A large share of the Director’s time last winter was occupied in work at farmer’s institutes; stock meetings, and horticultural meetings in different parts of the state, and in preparing for the Station work of last summer.
We hauled 420 loads of manure last winter from Ames to the poorest parts of the Experiment Station grounds. The sowing of the different kinds of grain and grass seeds was the first field work which was performed last spring. Some of them were sowed early and others late. On a part of the plats they were planted thick and on others thin. And the preparation of the plats for the seeds varied much, as a part of them were plowed nine inches deep; while others were plowed only four inches, and a few of them were only well scratched with cultivators and harrows at seeding time. The number of kinds of grain which we planted were as follows: Oats thirty; spring wheat nine; barley eight; rye two, and field peas two. For the purpose of finding better fodder plants than many of the common kinds if possible, we planted twenty four kinds of field and garden bush beans, and twenty one kinds of peas; but the beaus proved partial failures on account of drouth, and the peas were ruined by rust. We planted five of the best kinds of den? corn and an equal number of varieties of sweet corn; as well as dent and sweet corn which was obtained by crossing kinds which had the most desirable characteristics in 1889 We planted also for trial fifty two kinds of potatoes, and many different varieties of sorghum, sugar beets, mangolds, carrots, tomatoes, etc.
Knapp, Herman; Chamberlain, W. I.; and Stanton, E. W.

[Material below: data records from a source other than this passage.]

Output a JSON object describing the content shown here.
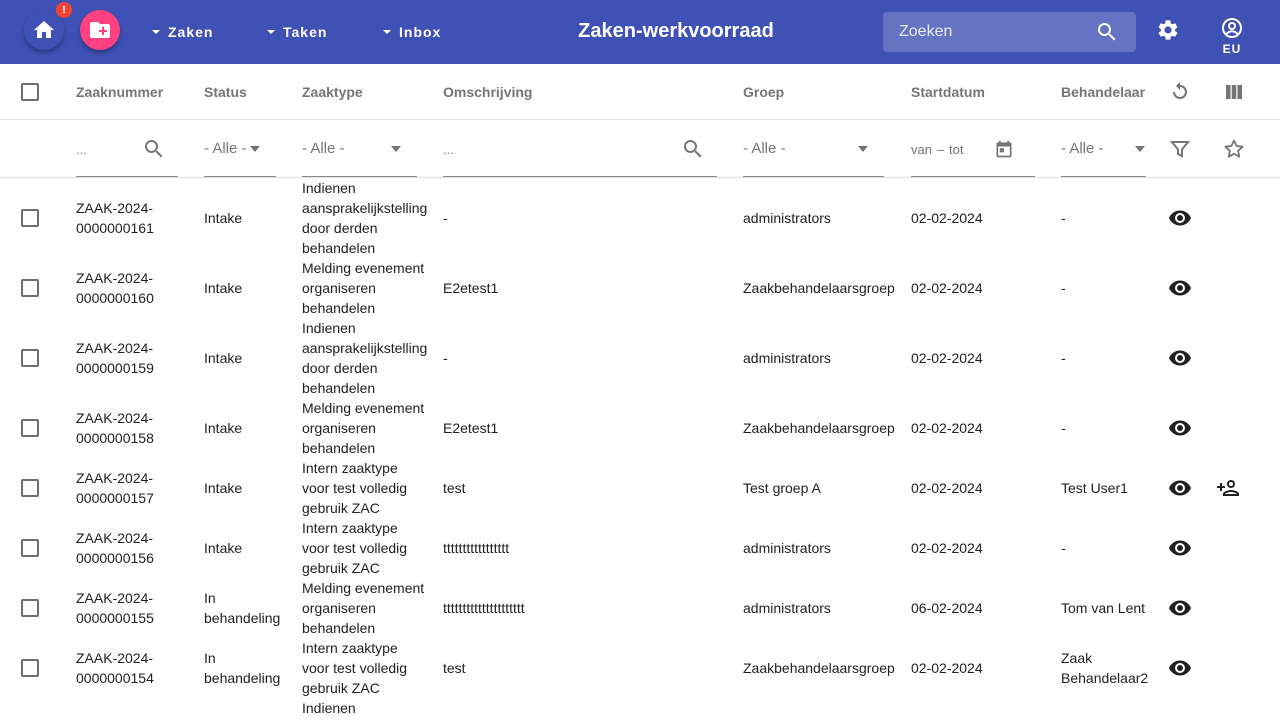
{
  "toolbar": {
    "badge": "!",
    "nav": [
      {
        "label": "Zaken"
      },
      {
        "label": "Taken"
      },
      {
        "label": "Inbox"
      }
    ],
    "title": "Zaken-werkvoorraad",
    "search_placeholder": "Zoeken",
    "user_initials": "EU",
    "colors": {
      "primary": "#3f51b5",
      "accent": "#ff4081",
      "warn": "#f44336"
    }
  },
  "columns": [
    "Zaaknummer",
    "Status",
    "Zaaktype",
    "Omschrijving",
    "Groep",
    "Startdatum",
    "Behandelaar"
  ],
  "filters": {
    "zaaknummer_placeholder": "...",
    "status": "- Alle -",
    "zaaktype": "- Alle -",
    "omschrijving_placeholder": "...",
    "groep": "- Alle -",
    "date_from": "van",
    "date_sep": "–",
    "date_to": "tot",
    "behandelaar": "- Alle -"
  },
  "rows": [
    {
      "zaaknummer": [
        "ZAAK-2024-",
        "0000000161"
      ],
      "status": [
        "Intake"
      ],
      "zaaktype": [
        "Indienen",
        "aansprakelijkstelling",
        "door derden",
        "behandelen"
      ],
      "omschrijving": "-",
      "groep": "administrators",
      "startdatum": "02-02-2024",
      "behandelaar": [
        "-"
      ],
      "assign": false
    },
    {
      "zaaknummer": [
        "ZAAK-2024-",
        "0000000160"
      ],
      "status": [
        "Intake"
      ],
      "zaaktype": [
        "Melding evenement",
        "organiseren",
        "behandelen"
      ],
      "omschrijving": "E2etest1",
      "groep": "Zaakbehandelaarsgroep",
      "startdatum": "02-02-2024",
      "behandelaar": [
        "-"
      ],
      "assign": false
    },
    {
      "zaaknummer": [
        "ZAAK-2024-",
        "0000000159"
      ],
      "status": [
        "Intake"
      ],
      "zaaktype": [
        "Indienen",
        "aansprakelijkstelling",
        "door derden",
        "behandelen"
      ],
      "omschrijving": "-",
      "groep": "administrators",
      "startdatum": "02-02-2024",
      "behandelaar": [
        "-"
      ],
      "assign": false
    },
    {
      "zaaknummer": [
        "ZAAK-2024-",
        "0000000158"
      ],
      "status": [
        "Intake"
      ],
      "zaaktype": [
        "Melding evenement",
        "organiseren",
        "behandelen"
      ],
      "omschrijving": "E2etest1",
      "groep": "Zaakbehandelaarsgroep",
      "startdatum": "02-02-2024",
      "behandelaar": [
        "-"
      ],
      "assign": false
    },
    {
      "zaaknummer": [
        "ZAAK-2024-",
        "0000000157"
      ],
      "status": [
        "Intake"
      ],
      "zaaktype": [
        "Intern zaaktype",
        "voor test volledig",
        "gebruik ZAC"
      ],
      "omschrijving": "test",
      "groep": "Test groep A",
      "startdatum": "02-02-2024",
      "behandelaar": [
        "Test User1"
      ],
      "assign": true
    },
    {
      "zaaknummer": [
        "ZAAK-2024-",
        "0000000156"
      ],
      "status": [
        "Intake"
      ],
      "zaaktype": [
        "Intern zaaktype",
        "voor test volledig",
        "gebruik ZAC"
      ],
      "omschrijving": "ttttttttttttttttt",
      "groep": "administrators",
      "startdatum": "02-02-2024",
      "behandelaar": [
        "-"
      ],
      "assign": false
    },
    {
      "zaaknummer": [
        "ZAAK-2024-",
        "0000000155"
      ],
      "status": [
        "In",
        "behandeling"
      ],
      "zaaktype": [
        "Melding evenement",
        "organiseren",
        "behandelen"
      ],
      "omschrijving": "ttttttttttttttttttttt",
      "groep": "administrators",
      "startdatum": "06-02-2024",
      "behandelaar": [
        "Tom van Lent"
      ],
      "assign": false
    },
    {
      "zaaknummer": [
        "ZAAK-2024-",
        "0000000154"
      ],
      "status": [
        "In",
        "behandeling"
      ],
      "zaaktype": [
        "Intern zaaktype",
        "voor test volledig",
        "gebruik ZAC"
      ],
      "omschrijving": "test",
      "groep": "Zaakbehandelaarsgroep",
      "startdatum": "02-02-2024",
      "behandelaar": [
        "Zaak",
        "Behandelaar2"
      ],
      "assign": false
    },
    {
      "zaaktype": [
        "Indienen"
      ],
      "partial": true
    }
  ]
}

"Third annual report,"
Bulletin: Vol. 1
, Article 8.
Available at: https://lib.dr.iastate.edu/bulletin/vol1/iss11/8